As the travelling circus which is the Australian Test summer rolls into Brisbane this week, Lyon will be looking ahead to his 100th Test. He’s four wickets from breaching the 400 mark. There have been times in his career where reaching such either milestone would have seemed all but impossible, but through skill on his own part and trust from those above him, Lyon has built up a superb body of work, and will go down as one of Australia’s greatest spinners. But for the first time in a while, there is a genuine competitor for his spot, Queenslander Mitchell Swepson, A leg spinner who tops the Sheffield Shield wicket-taking charts – as Swepson does this season – is always going to pique the interest of selectors, as well as more obviously the casual fan.
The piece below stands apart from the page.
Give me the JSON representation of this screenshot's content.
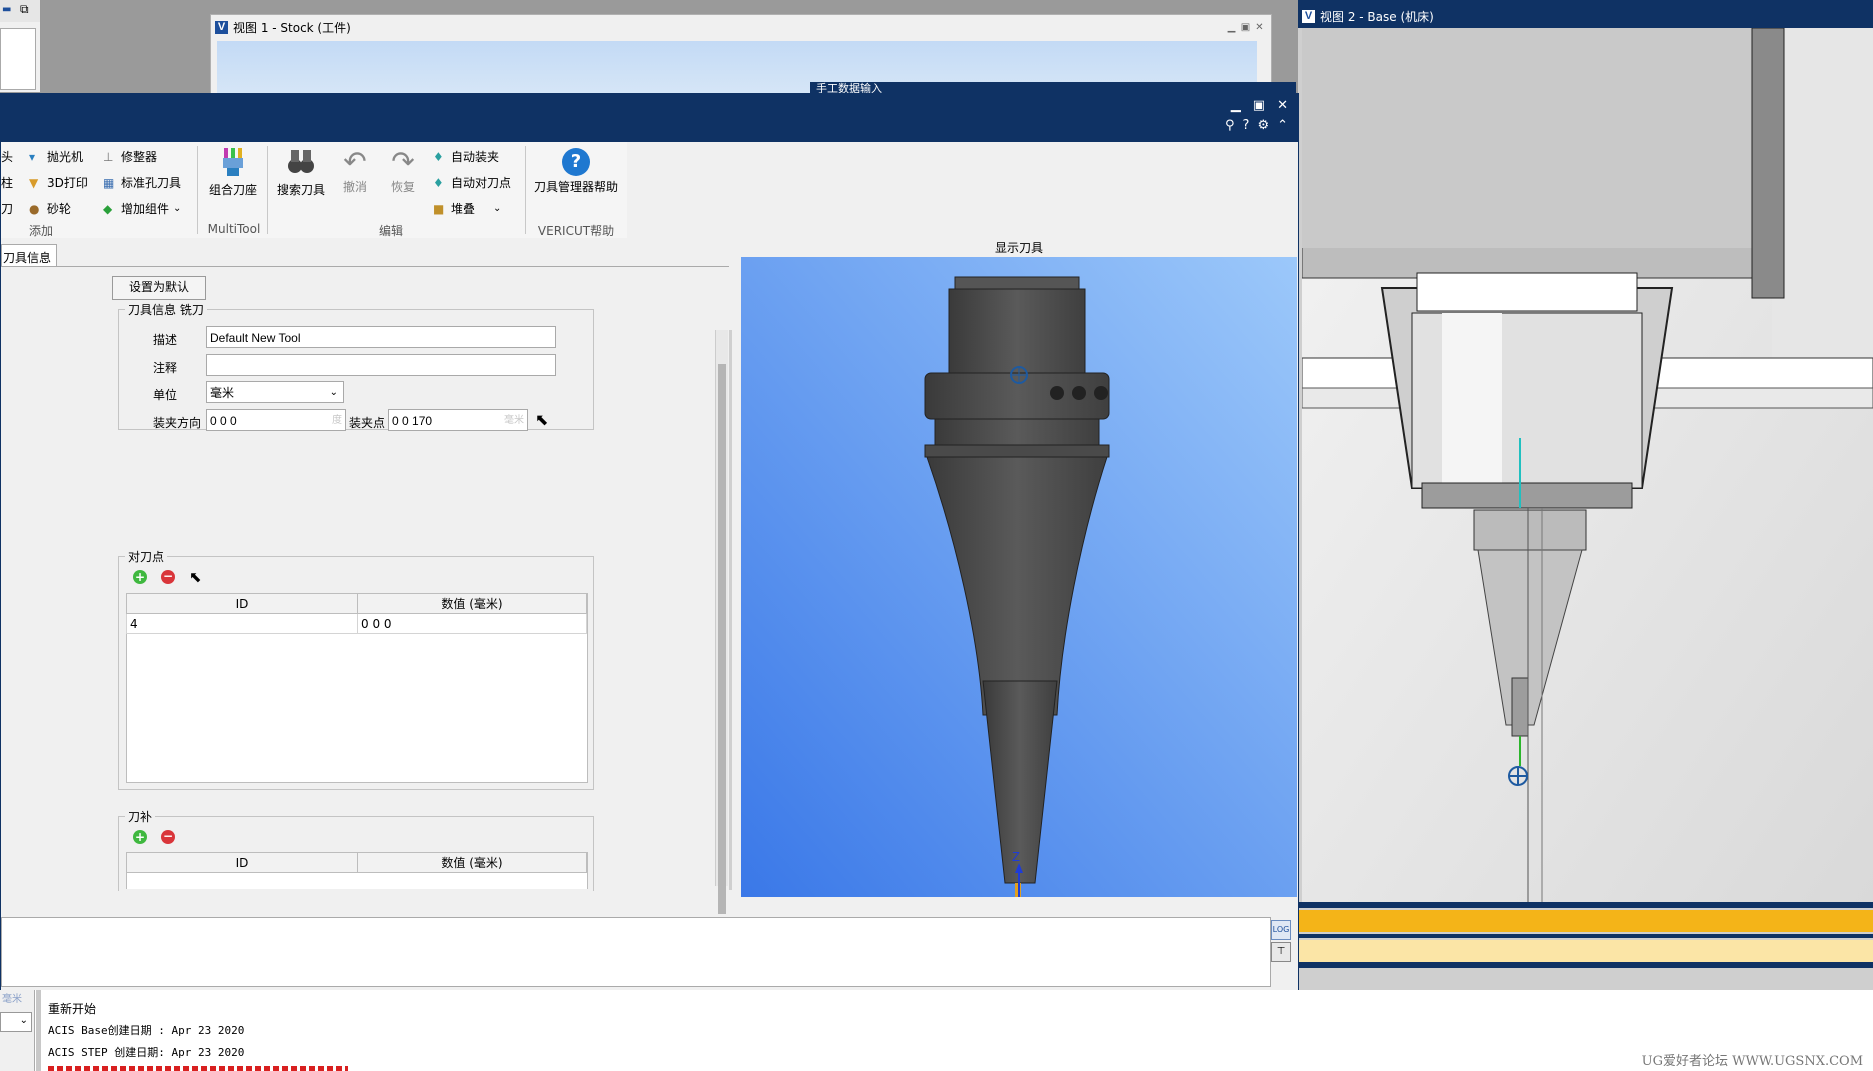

Lyon – while a brilliant bowler – has benefited from the insulating layer of cult-status, “The Goat” and “Nice Gary” endearing him to Australian cricket audiences far more than might be expected for a conventional off spinner. You wonder if the cult-status survives, if the excellence falls away, and a sexier, more conventionally Aussie alternative steps into view.
For now, Lyon’s centenary still very much represents a job to be done. With the seamers having churned through 130 overs only a few days ago, should India win the toss, Lyon needs to get down to business and actually challenge India’s batsmen, with attacking intent. That snap needs to come back, the drift and dip. He needs to find that wider line, the keeper’s right foot as one ex-spinner tends to look at, and perhaps even get that bit fuller. And if Australia win the toss, and bat first, the chance are – given the way this Test series has gone – that he’ll need to bowl Australia to victory in the fourth innings. A challenge, perhaps; an opportunity for redemption, certainly.
Ben Jones is an analyst at CricViz.